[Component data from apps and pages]
****

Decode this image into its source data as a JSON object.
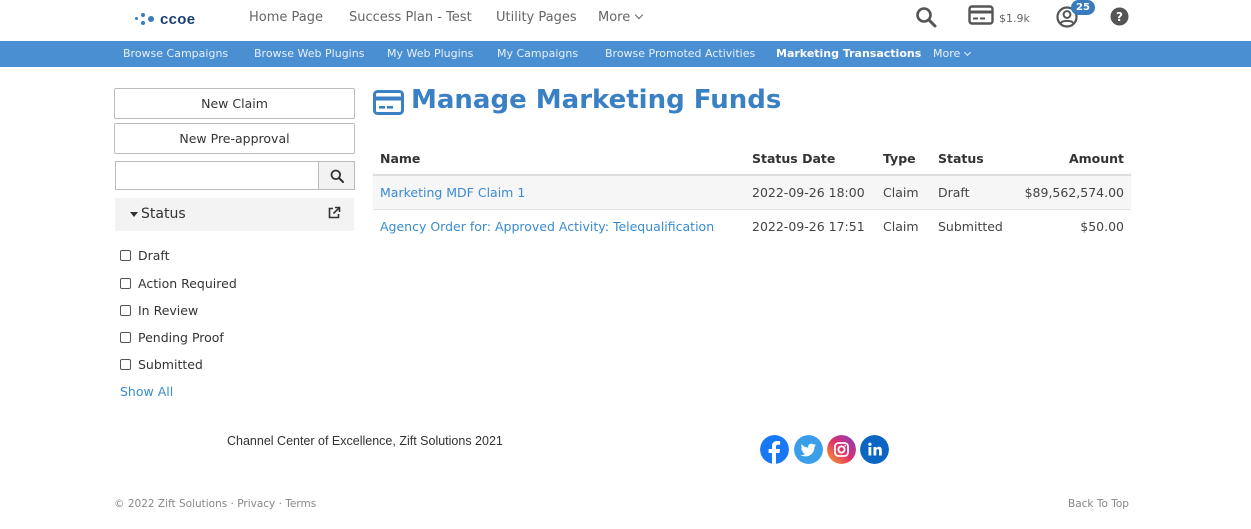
{
  "header": {
    "logo_text": "ccoe",
    "nav": [
      {
        "label": "Home Page"
      },
      {
        "label": "Success Plan - Test"
      },
      {
        "label": "Utility Pages"
      },
      {
        "label": "More"
      }
    ],
    "wallet_amount": "$1.9k",
    "notification_count": "25",
    "icons": [
      "search-icon",
      "wallet-icon",
      "user-icon",
      "help-icon"
    ]
  },
  "subnav": {
    "items": [
      {
        "label": "Browse Campaigns"
      },
      {
        "label": "Browse Web Plugins"
      },
      {
        "label": "My Web Plugins"
      },
      {
        "label": "My Campaigns"
      },
      {
        "label": "Browse Promoted Activities"
      },
      {
        "label": "Marketing Transactions"
      },
      {
        "label": "More"
      }
    ],
    "active": "Marketing Transactions"
  },
  "sidebar": {
    "new_claim_label": "New Claim",
    "new_preapproval_label": "New Pre-approval",
    "search_placeholder": "",
    "status_title": "Status",
    "filters": [
      {
        "label": "Draft",
        "checked": false
      },
      {
        "label": "Action Required",
        "checked": false
      },
      {
        "label": "In Review",
        "checked": false
      },
      {
        "label": "Pending Proof",
        "checked": false
      },
      {
        "label": "Submitted",
        "checked": false
      }
    ],
    "show_all_label": "Show All"
  },
  "main": {
    "title": "Manage Marketing Funds",
    "columns": [
      "Name",
      "Status Date",
      "Type",
      "Status",
      "Amount"
    ],
    "rows": [
      {
        "name": "Marketing MDF Claim 1",
        "status_date": "2022-09-26 18:00",
        "type": "Claim",
        "status": "Draft",
        "amount": "$89,562,574.00"
      },
      {
        "name": "Agency Order for: Approved Activity: Telequalification",
        "status_date": "2022-09-26 17:51",
        "type": "Claim",
        "status": "Submitted",
        "amount": "$50.00"
      }
    ]
  },
  "footer": {
    "text": "Channel Center of Excellence, Zift Solutions 2021",
    "social": [
      "facebook-icon",
      "twitter-icon",
      "instagram-icon",
      "linkedin-icon"
    ],
    "copyright": "© 2022 Zift Solutions · Privacy · Terms",
    "back_to_top": "Back To Top"
  },
  "colors": {
    "accent": "#3a80c4",
    "subnav_bg": "#4a8fd1",
    "link": "#3a8bd0"
  }
}
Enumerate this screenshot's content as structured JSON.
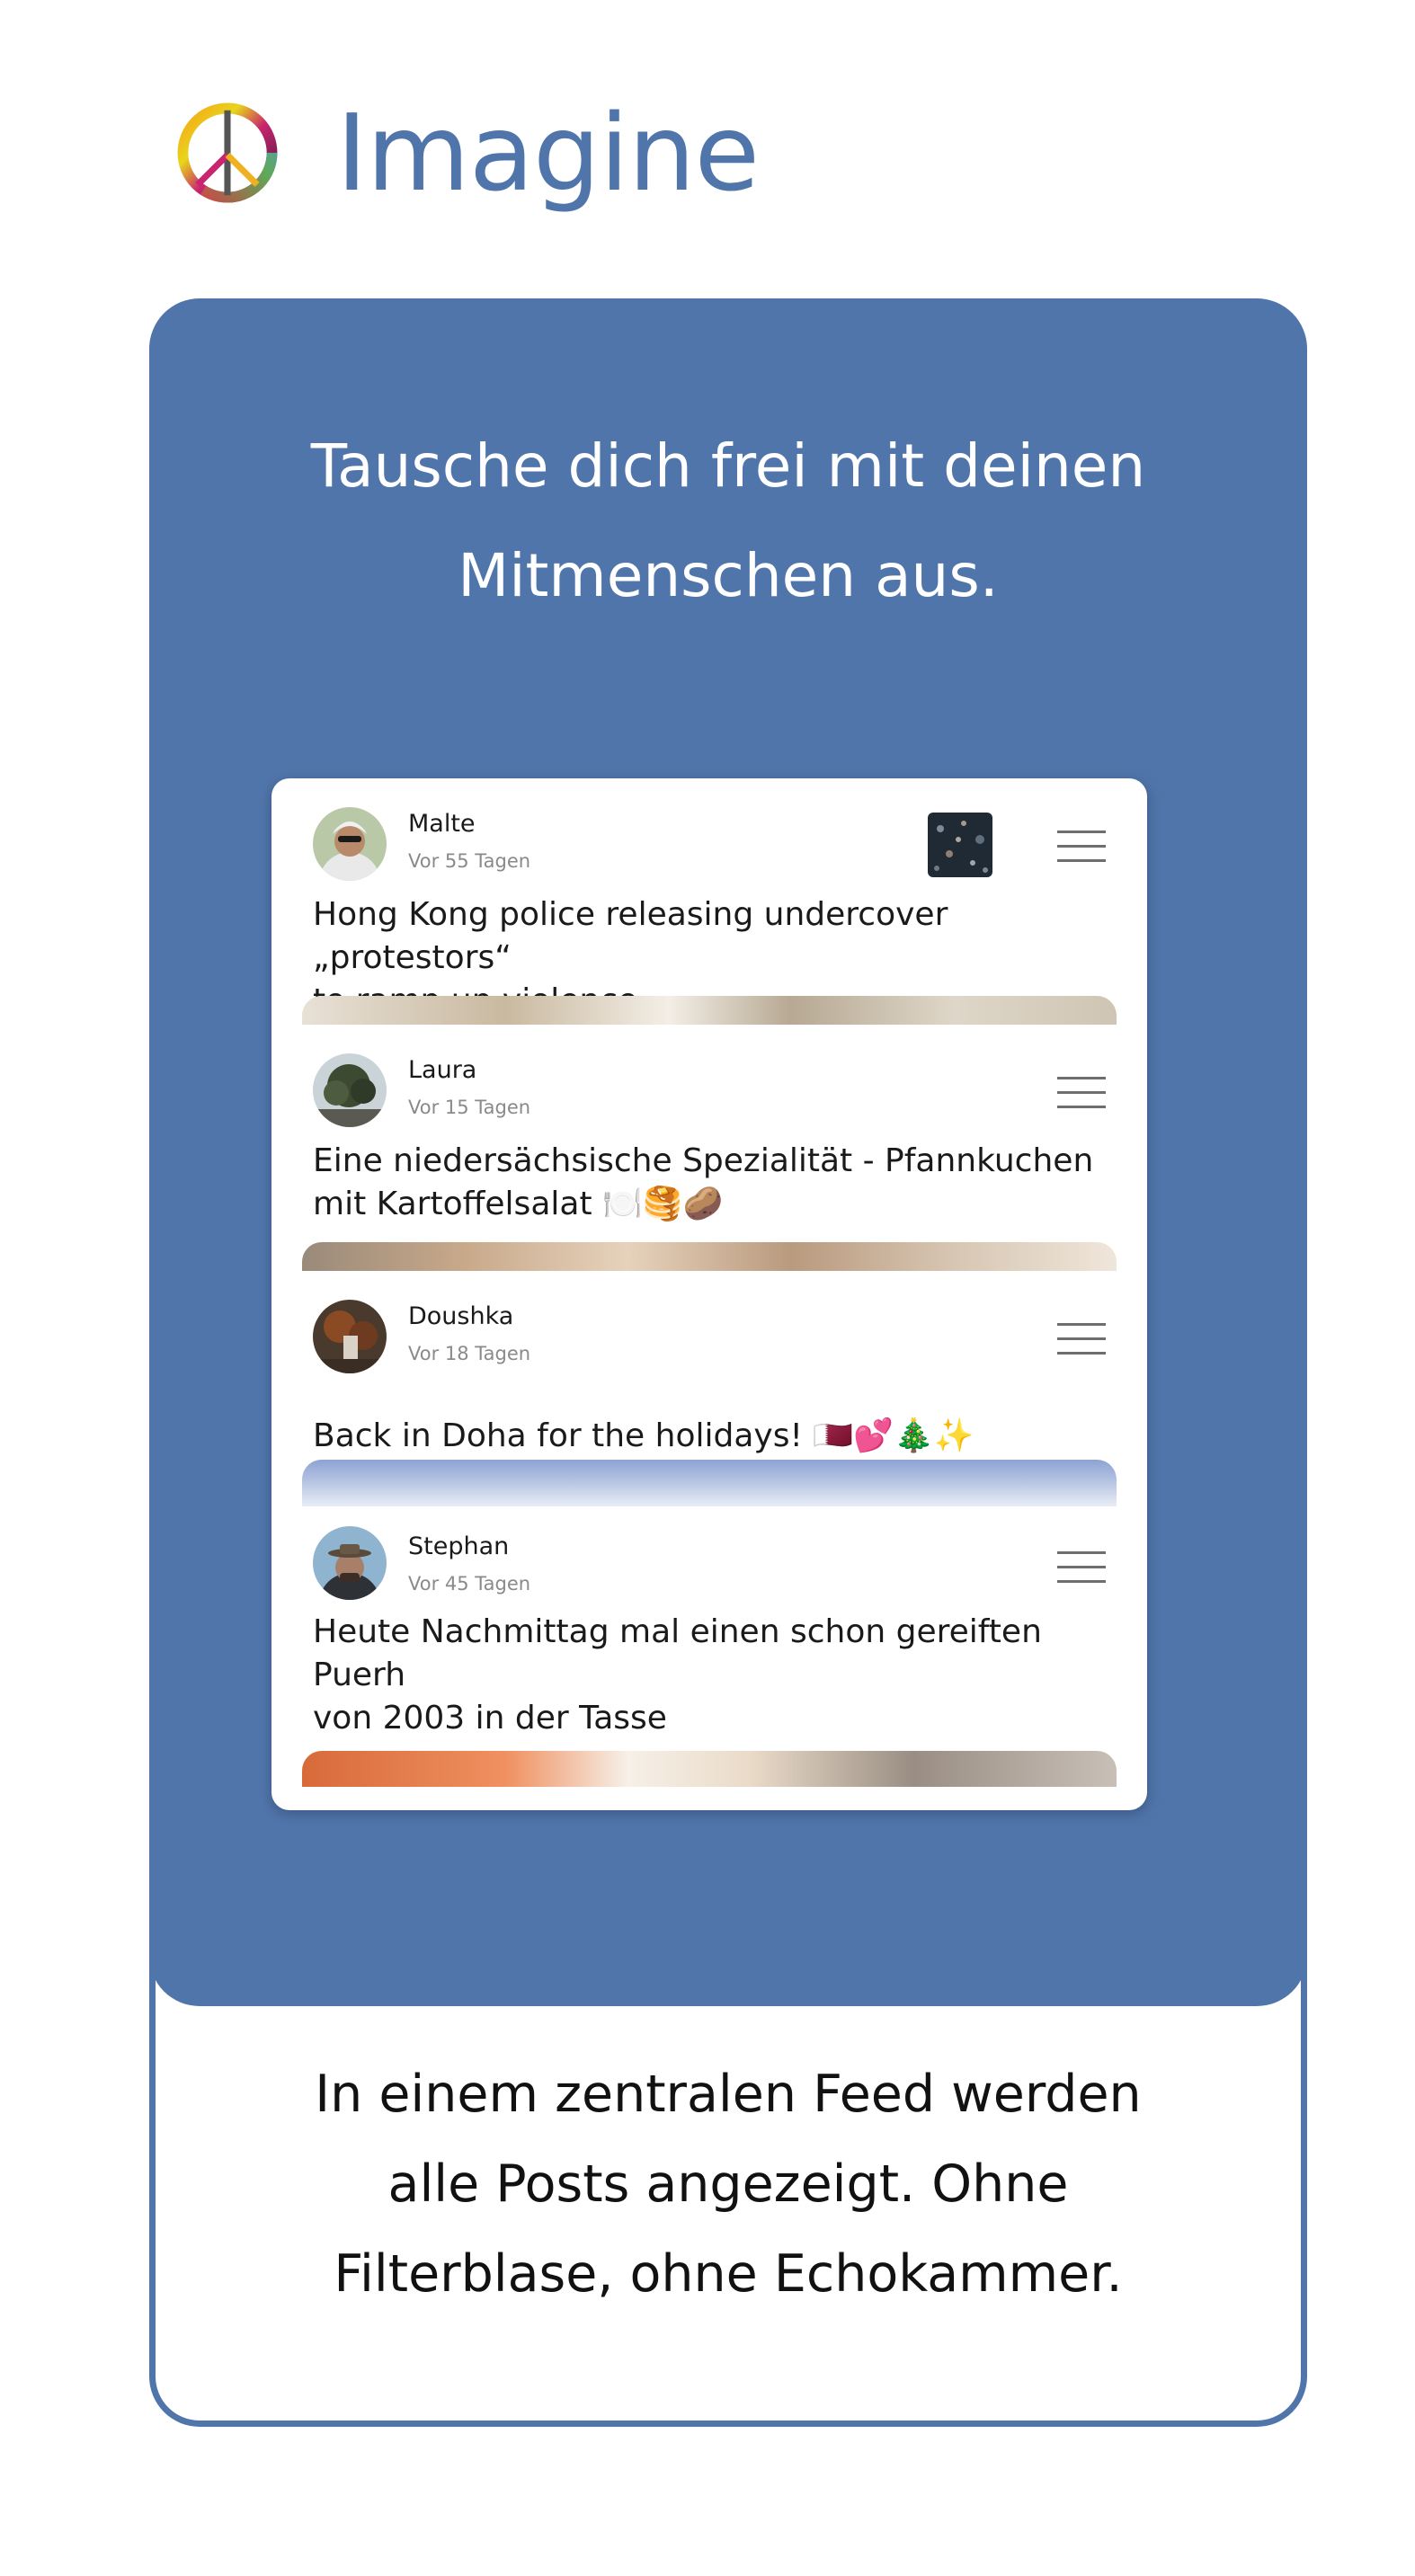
{
  "app": {
    "title": "Imagine"
  },
  "colors": {
    "brand": "#5075ab",
    "card_background": "#5075ab",
    "caption_text": "#111111"
  },
  "headline": {
    "line1": "Tausche dich frei mit deinen",
    "line2": "Mitmenschen aus."
  },
  "feed": {
    "posts": [
      {
        "author": "Malte",
        "time": "Vor 55 Tagen",
        "text_line1": "Hong Kong police releasing undercover „protestors“",
        "text_line2": "to ramp up violence",
        "avatar_icon": "person-sunglasses-avatar",
        "has_thumbnail": true
      },
      {
        "author": "Laura",
        "time": "Vor 15 Tagen",
        "text_line1": "Eine niedersächsische Spezialität - Pfannkuchen",
        "text_line2": "mit Kartoffelsalat 🍽️🥞🥔",
        "avatar_icon": "tree-avatar"
      },
      {
        "author": "Doushka",
        "time": "Vor 18 Tagen",
        "text_line1": "Back in Doha for the holidays! 🇶🇦💕🎄✨",
        "avatar_icon": "autumn-scene-avatar"
      },
      {
        "author": "Stephan",
        "time": "Vor 45 Tagen",
        "text_line1": "Heute Nachmittag mal einen schon gereiften Puerh",
        "text_line2": "von 2003 in der Tasse",
        "avatar_icon": "person-hat-avatar"
      }
    ]
  },
  "caption": {
    "line1": "In einem zentralen Feed werden",
    "line2": "alle Posts angezeigt. Ohne",
    "line3": "Filterblase, ohne Echokammer."
  }
}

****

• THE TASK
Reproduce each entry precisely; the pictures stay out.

• RESPONSE TO THIS EXERCISE
Decode this image into its source data as a JSON object.
{
  "header": {
    "logo_text": "ccoe",
    "nav": [
      {
        "label": "Home Page"
      },
      {
        "label": "Success Plan - Test"
      },
      {
        "label": "Utility Pages"
      },
      {
        "label": "More"
      }
    ],
    "wallet_amount": "$1.9k",
    "notification_count": "25",
    "icons": [
      "search-icon",
      "wallet-icon",
      "user-icon",
      "help-icon"
    ]
  },
  "subnav": {
    "items": [
      {
        "label": "Browse Campaigns"
      },
      {
        "label": "Browse Web Plugins"
      },
      {
        "label": "My Web Plugins"
      },
      {
        "label": "My Campaigns"
      },
      {
        "label": "Browse Promoted Activities"
      },
      {
        "label": "Marketing Transactions"
      },
      {
        "label": "More"
      }
    ],
    "active": "Marketing Transactions"
  },
  "sidebar": {
    "new_claim_label": "New Claim",
    "new_preapproval_label": "New Pre-approval",
    "search_placeholder": "",
    "status_title": "Status",
    "filters": [
      {
        "label": "Draft",
        "checked": false
      },
      {
        "label": "Action Required",
        "checked": false
      },
      {
        "label": "In Review",
        "checked": false
      },
      {
        "label": "Pending Proof",
        "checked": false
      },
      {
        "label": "Submitted",
        "checked": false
      }
    ],
    "show_all_label": "Show All"
  },
  "main": {
    "title": "Manage Marketing Funds",
    "columns": [
      "Name",
      "Status Date",
      "Type",
      "Status",
      "Amount"
    ],
    "rows": [
      {
        "name": "Marketing MDF Claim 1",
        "status_date": "2022-09-26 18:00",
        "type": "Claim",
        "status": "Draft",
        "amount": "$89,562,574.00"
      },
      {
        "name": "Agency Order for: Approved Activity: Telequalification",
        "status_date": "2022-09-26 17:51",
        "type": "Claim",
        "status": "Submitted",
        "amount": "$50.00"
      }
    ]
  },
  "footer": {
    "text": "Channel Center of Excellence, Zift Solutions 2021",
    "social": [
      "facebook-icon",
      "twitter-icon",
      "instagram-icon",
      "linkedin-icon"
    ],
    "copyright": "© 2022 Zift Solutions · Privacy · Terms",
    "back_to_top": "Back To Top"
  },
  "colors": {
    "accent": "#3a80c4",
    "subnav_bg": "#4a8fd1",
    "link": "#3a8bd0"
  }
}
Enumerate this screenshot's content as structured JSON.
{
  "app": {
    "title": "Imagine"
  },
  "colors": {
    "brand": "#5075ab",
    "card_background": "#5075ab",
    "caption_text": "#111111"
  },
  "headline": {
    "line1": "Tausche dich frei mit deinen",
    "line2": "Mitmenschen aus."
  },
  "feed": {
    "posts": [
      {
        "author": "Malte",
        "time": "Vor 55 Tagen",
        "text_line1": "Hong Kong police releasing undercover „protestors“",
        "text_line2": "to ramp up violence",
        "avatar_icon": "person-sunglasses-avatar",
        "has_thumbnail": true
      },
      {
        "author": "Laura",
        "time": "Vor 15 Tagen",
        "text_line1": "Eine niedersächsische Spezialität - Pfannkuchen",
        "text_line2": "mit Kartoffelsalat 🍽️🥞🥔",
        "avatar_icon": "tree-avatar"
      },
      {
        "author": "Doushka",
        "time": "Vor 18 Tagen",
        "text_line1": "Back in Doha for the holidays! 🇶🇦💕🎄✨",
        "avatar_icon": "autumn-scene-avatar"
      },
      {
        "author": "Stephan",
        "time": "Vor 45 Tagen",
        "text_line1": "Heute Nachmittag mal einen schon gereiften Puerh",
        "text_line2": "von 2003 in der Tasse",
        "avatar_icon": "person-hat-avatar"
      }
    ]
  },
  "caption": {
    "line1": "In einem zentralen Feed werden",
    "line2": "alle Posts angezeigt. Ohne",
    "line3": "Filterblase, ohne Echokammer."
  }
}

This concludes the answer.